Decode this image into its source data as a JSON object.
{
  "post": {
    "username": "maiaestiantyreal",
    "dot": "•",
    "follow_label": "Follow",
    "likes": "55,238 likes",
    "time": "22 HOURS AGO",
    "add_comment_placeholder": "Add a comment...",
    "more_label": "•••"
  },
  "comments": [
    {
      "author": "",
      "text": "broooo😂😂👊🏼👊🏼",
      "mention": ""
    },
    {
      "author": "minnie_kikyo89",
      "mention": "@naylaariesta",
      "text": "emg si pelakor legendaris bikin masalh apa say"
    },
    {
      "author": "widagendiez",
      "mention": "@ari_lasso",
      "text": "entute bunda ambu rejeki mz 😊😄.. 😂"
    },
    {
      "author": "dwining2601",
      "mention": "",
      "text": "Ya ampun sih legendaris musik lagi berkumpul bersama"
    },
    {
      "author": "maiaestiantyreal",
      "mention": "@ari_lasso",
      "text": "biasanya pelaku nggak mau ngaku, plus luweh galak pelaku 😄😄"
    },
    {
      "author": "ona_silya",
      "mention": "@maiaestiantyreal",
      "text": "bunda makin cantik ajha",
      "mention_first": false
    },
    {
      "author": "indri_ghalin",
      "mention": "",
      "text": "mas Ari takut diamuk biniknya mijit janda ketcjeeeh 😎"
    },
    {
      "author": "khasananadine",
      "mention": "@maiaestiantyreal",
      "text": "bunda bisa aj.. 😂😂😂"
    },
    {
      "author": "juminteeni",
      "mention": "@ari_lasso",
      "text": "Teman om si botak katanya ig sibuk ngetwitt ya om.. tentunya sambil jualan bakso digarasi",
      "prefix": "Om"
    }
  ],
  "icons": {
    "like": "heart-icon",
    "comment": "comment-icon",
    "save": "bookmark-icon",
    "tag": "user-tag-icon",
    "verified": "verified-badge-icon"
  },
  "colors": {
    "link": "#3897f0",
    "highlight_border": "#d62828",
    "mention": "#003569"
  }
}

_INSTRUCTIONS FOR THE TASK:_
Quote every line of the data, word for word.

_EXERCISE ANSWER:_
Decode this image into its source data as a JSON object.
{
  "post": {
    "username": "maiaestiantyreal",
    "dot": "•",
    "follow_label": "Follow",
    "likes": "55,238 likes",
    "time": "22 HOURS AGO",
    "add_comment_placeholder": "Add a comment...",
    "more_label": "•••"
  },
  "comments": [
    {
      "author": "",
      "text": "broooo😂😂👊🏼👊🏼",
      "mention": ""
    },
    {
      "author": "minnie_kikyo89",
      "mention": "@naylaariesta",
      "text": "emg si pelakor legendaris bikin masalh apa say"
    },
    {
      "author": "widagendiez",
      "mention": "@ari_lasso",
      "text": "entute bunda ambu rejeki mz 😊😄.. 😂"
    },
    {
      "author": "dwining2601",
      "mention": "",
      "text": "Ya ampun sih legendaris musik lagi berkumpul bersama"
    },
    {
      "author": "maiaestiantyreal",
      "mention": "@ari_lasso",
      "text": "biasanya pelaku nggak mau ngaku, plus luweh galak pelaku 😄😄"
    },
    {
      "author": "ona_silya",
      "mention": "@maiaestiantyreal",
      "text": "bunda makin cantik ajha",
      "mention_first": false
    },
    {
      "author": "indri_ghalin",
      "mention": "",
      "text": "mas Ari takut diamuk biniknya mijit janda ketcjeeeh 😎"
    },
    {
      "author": "khasananadine",
      "mention": "@maiaestiantyreal",
      "text": "bunda bisa aj.. 😂😂😂"
    },
    {
      "author": "juminteeni",
      "mention": "@ari_lasso",
      "text": "Teman om si botak katanya ig sibuk ngetwitt ya om.. tentunya sambil jualan bakso digarasi",
      "prefix": "Om"
    }
  ],
  "icons": {
    "like": "heart-icon",
    "comment": "comment-icon",
    "save": "bookmark-icon",
    "tag": "user-tag-icon",
    "verified": "verified-badge-icon"
  },
  "colors": {
    "link": "#3897f0",
    "highlight_border": "#d62828",
    "mention": "#003569"
  }
}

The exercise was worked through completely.